“He already made up his mind before we went into any kind of meeting,” Bradley said. “He tells me, ‘If I don’t see you in the office before you leave here today, then your bags are packed.’ I called my agent right then and there, ‘Get on the horn, find some other team. Because I don’t want to be here any more.’ ”
Later, according to several sources, Bradley yelled at Beane, “Get out of the clubhouse, no one wants you here. You’re not a player, you’re not the manager, everyone’s sick of you coming in here.”
On Saturday, Bradley said, “I didn’t appreciate a lot of people being in the clubhouse. There were too many people in there. It’s not big enough for all that. Every time you look around, (Beane is) walking in the clubhouse, and then he has a smart comment to say to somebody.”
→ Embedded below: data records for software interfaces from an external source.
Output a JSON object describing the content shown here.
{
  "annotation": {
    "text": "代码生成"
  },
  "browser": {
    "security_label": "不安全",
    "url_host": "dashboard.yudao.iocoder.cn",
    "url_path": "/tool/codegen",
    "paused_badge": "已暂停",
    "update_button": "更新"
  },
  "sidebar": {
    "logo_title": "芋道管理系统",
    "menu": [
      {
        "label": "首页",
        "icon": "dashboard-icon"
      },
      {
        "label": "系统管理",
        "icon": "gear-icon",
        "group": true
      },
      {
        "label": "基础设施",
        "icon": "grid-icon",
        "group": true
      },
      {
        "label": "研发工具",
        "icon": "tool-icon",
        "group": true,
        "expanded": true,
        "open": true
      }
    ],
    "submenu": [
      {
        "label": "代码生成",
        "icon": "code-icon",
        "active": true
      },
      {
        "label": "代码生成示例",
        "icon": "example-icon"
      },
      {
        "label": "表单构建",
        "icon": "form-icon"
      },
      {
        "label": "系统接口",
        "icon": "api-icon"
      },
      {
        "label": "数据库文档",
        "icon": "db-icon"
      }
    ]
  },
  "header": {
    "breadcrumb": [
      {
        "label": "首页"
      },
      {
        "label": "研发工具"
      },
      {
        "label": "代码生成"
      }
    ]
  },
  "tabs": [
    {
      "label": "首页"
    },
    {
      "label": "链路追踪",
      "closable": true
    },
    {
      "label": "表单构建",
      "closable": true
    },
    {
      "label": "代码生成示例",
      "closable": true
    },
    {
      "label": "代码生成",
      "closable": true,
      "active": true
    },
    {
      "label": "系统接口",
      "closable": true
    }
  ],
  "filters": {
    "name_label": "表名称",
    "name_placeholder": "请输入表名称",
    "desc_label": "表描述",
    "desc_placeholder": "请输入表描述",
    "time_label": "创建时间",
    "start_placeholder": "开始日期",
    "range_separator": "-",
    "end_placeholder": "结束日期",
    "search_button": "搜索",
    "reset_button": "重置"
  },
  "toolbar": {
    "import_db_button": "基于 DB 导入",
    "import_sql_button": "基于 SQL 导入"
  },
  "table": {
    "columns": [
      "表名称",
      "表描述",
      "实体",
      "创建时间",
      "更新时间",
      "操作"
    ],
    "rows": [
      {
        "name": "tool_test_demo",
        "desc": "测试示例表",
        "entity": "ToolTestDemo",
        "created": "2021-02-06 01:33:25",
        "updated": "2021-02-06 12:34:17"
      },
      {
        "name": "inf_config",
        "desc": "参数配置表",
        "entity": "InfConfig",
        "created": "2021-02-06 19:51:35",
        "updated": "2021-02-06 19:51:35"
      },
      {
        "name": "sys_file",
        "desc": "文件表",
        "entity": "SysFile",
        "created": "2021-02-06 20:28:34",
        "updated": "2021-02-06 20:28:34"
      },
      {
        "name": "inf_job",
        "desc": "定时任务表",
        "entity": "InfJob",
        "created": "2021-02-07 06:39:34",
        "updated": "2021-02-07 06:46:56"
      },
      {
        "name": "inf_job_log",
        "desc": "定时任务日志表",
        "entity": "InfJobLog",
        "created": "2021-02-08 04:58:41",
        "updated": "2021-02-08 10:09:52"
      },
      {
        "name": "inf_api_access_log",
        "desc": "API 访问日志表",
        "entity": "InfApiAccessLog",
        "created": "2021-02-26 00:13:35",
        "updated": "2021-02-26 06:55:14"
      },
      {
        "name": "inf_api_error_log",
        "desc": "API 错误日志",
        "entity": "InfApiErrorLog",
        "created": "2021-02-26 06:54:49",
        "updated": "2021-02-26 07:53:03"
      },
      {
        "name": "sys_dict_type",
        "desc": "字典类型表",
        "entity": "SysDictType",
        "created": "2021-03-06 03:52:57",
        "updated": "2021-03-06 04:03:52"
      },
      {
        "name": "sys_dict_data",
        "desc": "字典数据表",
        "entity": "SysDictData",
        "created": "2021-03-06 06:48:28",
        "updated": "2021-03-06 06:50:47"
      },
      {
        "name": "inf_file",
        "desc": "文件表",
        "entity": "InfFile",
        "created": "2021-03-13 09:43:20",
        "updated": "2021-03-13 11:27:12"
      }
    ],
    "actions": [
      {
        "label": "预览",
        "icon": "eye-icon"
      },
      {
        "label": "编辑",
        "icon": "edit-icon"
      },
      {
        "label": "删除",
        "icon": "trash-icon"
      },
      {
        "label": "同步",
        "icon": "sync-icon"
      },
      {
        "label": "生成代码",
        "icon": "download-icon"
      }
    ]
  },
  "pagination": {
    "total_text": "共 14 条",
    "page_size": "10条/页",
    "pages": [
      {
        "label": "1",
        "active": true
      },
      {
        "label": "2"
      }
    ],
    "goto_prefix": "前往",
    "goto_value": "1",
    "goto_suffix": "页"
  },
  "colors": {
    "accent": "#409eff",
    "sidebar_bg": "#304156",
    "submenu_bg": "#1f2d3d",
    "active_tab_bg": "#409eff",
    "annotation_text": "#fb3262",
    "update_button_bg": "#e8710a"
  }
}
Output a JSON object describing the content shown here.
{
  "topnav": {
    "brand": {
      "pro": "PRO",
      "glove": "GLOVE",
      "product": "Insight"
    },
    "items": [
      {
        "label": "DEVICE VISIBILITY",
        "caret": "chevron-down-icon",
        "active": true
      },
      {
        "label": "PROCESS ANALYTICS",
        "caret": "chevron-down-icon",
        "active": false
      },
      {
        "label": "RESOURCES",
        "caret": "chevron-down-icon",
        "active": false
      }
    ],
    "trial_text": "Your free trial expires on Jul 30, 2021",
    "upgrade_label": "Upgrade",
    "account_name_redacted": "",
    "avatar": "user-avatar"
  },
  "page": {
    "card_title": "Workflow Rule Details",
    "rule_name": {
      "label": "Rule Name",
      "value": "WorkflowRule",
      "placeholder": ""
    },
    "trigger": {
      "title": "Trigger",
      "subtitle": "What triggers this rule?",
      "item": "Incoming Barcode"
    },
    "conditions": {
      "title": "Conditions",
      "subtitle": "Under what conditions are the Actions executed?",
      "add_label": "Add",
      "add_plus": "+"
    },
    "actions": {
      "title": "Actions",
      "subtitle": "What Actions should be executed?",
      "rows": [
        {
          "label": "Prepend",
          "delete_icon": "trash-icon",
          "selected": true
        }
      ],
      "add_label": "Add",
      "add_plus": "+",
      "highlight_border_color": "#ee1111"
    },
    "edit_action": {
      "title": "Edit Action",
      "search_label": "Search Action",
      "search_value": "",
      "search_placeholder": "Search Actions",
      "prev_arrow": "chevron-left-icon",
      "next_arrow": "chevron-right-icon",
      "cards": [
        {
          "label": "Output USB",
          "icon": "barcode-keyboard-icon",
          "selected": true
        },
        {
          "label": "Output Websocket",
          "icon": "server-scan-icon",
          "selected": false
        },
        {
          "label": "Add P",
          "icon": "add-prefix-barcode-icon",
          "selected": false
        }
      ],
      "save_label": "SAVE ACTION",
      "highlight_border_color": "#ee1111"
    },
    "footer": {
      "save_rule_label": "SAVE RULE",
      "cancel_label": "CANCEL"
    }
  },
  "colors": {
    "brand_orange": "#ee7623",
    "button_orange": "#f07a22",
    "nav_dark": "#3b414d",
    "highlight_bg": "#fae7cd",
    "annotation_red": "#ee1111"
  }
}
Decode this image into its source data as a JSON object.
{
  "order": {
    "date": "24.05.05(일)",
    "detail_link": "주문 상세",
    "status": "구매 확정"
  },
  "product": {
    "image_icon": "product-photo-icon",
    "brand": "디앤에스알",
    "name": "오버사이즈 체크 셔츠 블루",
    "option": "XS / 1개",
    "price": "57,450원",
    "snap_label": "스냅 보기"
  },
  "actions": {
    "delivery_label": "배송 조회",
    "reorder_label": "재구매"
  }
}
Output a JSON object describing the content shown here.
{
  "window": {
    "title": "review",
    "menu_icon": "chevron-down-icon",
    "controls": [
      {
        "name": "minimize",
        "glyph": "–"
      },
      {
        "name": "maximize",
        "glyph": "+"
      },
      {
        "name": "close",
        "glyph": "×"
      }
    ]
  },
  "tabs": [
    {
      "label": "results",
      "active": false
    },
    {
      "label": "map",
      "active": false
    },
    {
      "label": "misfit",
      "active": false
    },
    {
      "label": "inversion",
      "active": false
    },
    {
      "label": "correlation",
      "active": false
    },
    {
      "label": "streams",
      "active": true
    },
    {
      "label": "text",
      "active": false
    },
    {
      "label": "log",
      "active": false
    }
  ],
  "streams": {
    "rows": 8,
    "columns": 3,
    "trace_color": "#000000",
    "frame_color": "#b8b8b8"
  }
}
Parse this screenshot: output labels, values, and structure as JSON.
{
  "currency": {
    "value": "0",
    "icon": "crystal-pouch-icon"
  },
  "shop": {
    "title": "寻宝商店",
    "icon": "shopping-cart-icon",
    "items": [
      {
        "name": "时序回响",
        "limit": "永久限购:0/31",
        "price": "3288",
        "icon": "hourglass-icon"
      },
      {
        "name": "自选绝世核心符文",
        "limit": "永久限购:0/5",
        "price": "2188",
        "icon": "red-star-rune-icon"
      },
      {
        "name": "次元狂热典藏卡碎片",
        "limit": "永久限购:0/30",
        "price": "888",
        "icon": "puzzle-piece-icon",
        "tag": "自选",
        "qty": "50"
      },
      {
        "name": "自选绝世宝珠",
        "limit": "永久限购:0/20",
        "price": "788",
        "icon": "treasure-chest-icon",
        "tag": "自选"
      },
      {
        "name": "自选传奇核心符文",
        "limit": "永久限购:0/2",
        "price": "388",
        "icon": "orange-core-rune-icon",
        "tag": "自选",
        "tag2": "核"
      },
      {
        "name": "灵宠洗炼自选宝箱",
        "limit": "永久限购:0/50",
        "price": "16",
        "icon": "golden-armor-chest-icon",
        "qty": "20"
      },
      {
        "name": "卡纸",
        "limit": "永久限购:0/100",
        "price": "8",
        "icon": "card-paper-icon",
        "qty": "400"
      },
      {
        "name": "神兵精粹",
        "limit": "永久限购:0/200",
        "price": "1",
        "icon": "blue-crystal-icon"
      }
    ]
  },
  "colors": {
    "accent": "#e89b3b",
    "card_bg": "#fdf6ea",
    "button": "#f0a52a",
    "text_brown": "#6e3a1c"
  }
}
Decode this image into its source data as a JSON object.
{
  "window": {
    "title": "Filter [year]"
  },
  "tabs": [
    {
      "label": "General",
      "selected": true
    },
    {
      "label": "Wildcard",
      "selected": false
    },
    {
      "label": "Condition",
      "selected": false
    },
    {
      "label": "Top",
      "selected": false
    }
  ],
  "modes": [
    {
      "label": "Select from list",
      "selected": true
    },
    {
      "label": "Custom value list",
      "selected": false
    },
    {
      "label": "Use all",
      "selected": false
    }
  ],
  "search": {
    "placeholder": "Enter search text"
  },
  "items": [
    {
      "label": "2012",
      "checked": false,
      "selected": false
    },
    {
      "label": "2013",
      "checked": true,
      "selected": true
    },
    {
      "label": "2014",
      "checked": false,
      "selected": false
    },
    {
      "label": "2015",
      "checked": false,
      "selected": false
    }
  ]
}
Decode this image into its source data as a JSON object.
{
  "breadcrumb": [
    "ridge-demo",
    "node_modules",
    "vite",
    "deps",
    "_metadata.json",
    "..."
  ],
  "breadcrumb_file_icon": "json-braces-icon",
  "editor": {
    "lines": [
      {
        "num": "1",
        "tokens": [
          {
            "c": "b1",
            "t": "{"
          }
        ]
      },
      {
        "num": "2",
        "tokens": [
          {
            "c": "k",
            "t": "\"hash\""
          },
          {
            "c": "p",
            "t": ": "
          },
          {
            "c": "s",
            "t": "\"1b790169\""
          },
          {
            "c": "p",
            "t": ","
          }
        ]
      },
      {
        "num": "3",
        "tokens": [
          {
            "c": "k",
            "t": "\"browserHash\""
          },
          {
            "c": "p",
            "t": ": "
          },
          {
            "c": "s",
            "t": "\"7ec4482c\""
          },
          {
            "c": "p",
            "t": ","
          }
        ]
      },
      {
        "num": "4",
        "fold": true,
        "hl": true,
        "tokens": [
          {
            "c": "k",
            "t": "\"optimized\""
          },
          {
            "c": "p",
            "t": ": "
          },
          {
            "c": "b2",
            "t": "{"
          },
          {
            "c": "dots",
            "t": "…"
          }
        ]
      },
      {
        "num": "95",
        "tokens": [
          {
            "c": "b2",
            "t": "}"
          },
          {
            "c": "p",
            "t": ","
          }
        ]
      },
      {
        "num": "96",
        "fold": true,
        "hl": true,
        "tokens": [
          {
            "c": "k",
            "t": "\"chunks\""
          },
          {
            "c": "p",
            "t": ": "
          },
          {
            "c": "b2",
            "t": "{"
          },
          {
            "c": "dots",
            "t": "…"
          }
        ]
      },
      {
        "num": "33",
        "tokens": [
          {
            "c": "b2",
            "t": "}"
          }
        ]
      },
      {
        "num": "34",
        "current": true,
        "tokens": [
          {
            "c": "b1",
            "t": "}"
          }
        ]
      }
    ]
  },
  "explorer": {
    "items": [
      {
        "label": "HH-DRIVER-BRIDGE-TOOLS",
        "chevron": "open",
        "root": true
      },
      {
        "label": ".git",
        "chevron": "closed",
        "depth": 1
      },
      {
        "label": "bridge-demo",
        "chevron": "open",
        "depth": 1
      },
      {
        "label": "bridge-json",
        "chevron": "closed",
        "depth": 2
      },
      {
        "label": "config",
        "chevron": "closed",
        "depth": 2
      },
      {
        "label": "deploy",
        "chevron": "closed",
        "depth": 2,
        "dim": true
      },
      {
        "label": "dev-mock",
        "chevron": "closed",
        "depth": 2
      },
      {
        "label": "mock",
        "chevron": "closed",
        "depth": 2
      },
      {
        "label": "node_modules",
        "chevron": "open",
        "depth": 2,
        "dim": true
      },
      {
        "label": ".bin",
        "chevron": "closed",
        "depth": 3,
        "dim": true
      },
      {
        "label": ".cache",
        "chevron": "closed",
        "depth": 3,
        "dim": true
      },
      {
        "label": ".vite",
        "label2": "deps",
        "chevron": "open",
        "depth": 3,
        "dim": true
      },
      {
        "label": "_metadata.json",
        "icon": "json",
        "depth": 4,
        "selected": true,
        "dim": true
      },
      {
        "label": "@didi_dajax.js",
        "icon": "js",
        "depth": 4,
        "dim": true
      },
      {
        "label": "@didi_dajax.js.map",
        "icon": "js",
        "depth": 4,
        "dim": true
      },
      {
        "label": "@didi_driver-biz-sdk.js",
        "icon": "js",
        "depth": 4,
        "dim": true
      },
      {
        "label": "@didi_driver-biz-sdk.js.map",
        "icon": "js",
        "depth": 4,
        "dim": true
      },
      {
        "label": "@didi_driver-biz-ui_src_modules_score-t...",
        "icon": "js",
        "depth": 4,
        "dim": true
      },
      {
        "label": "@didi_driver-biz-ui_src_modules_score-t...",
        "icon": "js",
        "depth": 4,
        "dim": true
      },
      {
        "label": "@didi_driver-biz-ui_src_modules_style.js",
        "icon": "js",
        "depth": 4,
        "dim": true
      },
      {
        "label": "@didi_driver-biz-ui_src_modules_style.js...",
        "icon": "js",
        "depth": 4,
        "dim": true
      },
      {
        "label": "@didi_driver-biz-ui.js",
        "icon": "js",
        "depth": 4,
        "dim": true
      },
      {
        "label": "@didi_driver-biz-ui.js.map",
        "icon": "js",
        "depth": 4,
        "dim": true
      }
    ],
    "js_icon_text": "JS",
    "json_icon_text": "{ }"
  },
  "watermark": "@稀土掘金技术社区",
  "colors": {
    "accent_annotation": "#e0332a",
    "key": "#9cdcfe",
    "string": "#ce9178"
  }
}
“He told (Bobby) Kielty, ‘Oh, you’re stealing money.’ Guys are working hard. Nobody wants to be hurt. I guess he forgot about that because he doesn’t play anymore. It’s just, every other day you come in the clubhouse, all the doors to the training room are closed, the office is closed, everything’s a secret, and meetings all the time. It just gets old.”
Beane said Saturday that he did not hear Bradley’s rant, and he reiterated that Bradley was moved because his playing time was going to drop off after he came off the disabled list. Perhaps the main reason Bradley was considered expendable, however, was that he could not stay healthy: He was on the DL five times in his year and a half with Oakland.
Bradley said during his meeting with Beane, “I just told him, ‘I didn’t appreciate (manager) Bob Geren not telling me I was playing until an hour before the game on the last day. I was told I wasn’t going to be activated until we went to New York, and then an hour before the game all of a sudden I’m activated so you can designate me, trade me or put me out there to show I can play so you can trade me.’ Then you try to push out to the fans that it’s injuries or I’m not an everyday player or all this stuff. If I play half the season, I put up better numbers than anybody they got. It’s just nonsense.”
Beane said Saturday he does not wish to engage in a public debate with Bradley and said only, “I wish him well, I wish him good luck. That’s really it. Milton is in a good situation.”
Bradley hinted to the Oakland Tribune that there were other factors involved in his departure, mentioning that other black players, such as Terrence Long, Chris Singleton, Jermaine Dye and Frank Thomas also have moved on in recent years.
Long and Singleton, however, both had public disagreements with former manager Ken Macha over playing time and communication, and Dye reportedly had a strained relationship with Macha. Thomas left for Toronto because he was offered more money and years there and he always has said complimentary things about Beane.
Shannon Stewart, the A’s remaining black player, said, “All I can say is that Billy Beane has given me an opportunity to play when most teams wouldn’t. I don’t think it’s a black/white issue. I’m here playing and Billy has been good to me.”